__Dataset__:
______

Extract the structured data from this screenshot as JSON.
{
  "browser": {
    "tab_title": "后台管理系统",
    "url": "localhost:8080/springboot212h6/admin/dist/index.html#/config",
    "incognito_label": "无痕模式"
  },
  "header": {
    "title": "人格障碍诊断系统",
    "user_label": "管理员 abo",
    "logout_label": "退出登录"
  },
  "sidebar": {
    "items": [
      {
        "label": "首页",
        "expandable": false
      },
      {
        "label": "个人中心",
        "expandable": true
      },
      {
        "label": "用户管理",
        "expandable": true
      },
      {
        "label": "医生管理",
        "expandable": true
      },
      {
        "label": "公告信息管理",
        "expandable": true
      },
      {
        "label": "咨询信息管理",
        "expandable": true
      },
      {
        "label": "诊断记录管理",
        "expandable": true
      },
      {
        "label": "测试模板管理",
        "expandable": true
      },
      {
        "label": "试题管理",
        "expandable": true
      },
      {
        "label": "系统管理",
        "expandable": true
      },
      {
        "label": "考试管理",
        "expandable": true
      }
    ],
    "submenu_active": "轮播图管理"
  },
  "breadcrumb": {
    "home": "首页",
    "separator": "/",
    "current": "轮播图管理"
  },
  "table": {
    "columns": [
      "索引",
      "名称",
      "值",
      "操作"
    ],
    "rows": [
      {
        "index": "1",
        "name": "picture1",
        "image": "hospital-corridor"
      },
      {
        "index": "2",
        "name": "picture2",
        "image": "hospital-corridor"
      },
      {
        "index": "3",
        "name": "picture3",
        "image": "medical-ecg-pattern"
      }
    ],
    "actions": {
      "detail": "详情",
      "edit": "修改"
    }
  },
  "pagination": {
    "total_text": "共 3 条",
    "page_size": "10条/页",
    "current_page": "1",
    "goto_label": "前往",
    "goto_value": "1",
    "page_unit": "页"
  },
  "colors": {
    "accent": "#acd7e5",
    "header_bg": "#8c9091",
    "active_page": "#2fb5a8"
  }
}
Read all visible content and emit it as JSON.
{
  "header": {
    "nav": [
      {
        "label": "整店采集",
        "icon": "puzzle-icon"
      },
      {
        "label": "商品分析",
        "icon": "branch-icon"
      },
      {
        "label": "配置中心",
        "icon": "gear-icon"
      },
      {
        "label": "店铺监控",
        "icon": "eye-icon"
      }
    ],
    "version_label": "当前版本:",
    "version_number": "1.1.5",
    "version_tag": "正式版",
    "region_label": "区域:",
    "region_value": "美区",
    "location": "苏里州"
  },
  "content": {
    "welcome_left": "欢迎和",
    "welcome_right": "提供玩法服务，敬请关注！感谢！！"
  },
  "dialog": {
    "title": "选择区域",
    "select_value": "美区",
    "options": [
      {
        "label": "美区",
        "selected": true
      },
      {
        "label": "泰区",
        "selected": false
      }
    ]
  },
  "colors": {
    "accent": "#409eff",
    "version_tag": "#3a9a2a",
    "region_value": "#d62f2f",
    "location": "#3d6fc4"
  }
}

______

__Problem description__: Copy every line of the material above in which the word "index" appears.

__Your solution__:
    "url": "localhost:8080/springboot212h6/admin/dist/index.html#/config",
        "index": "1",
        "index": "2",
        "index": "3",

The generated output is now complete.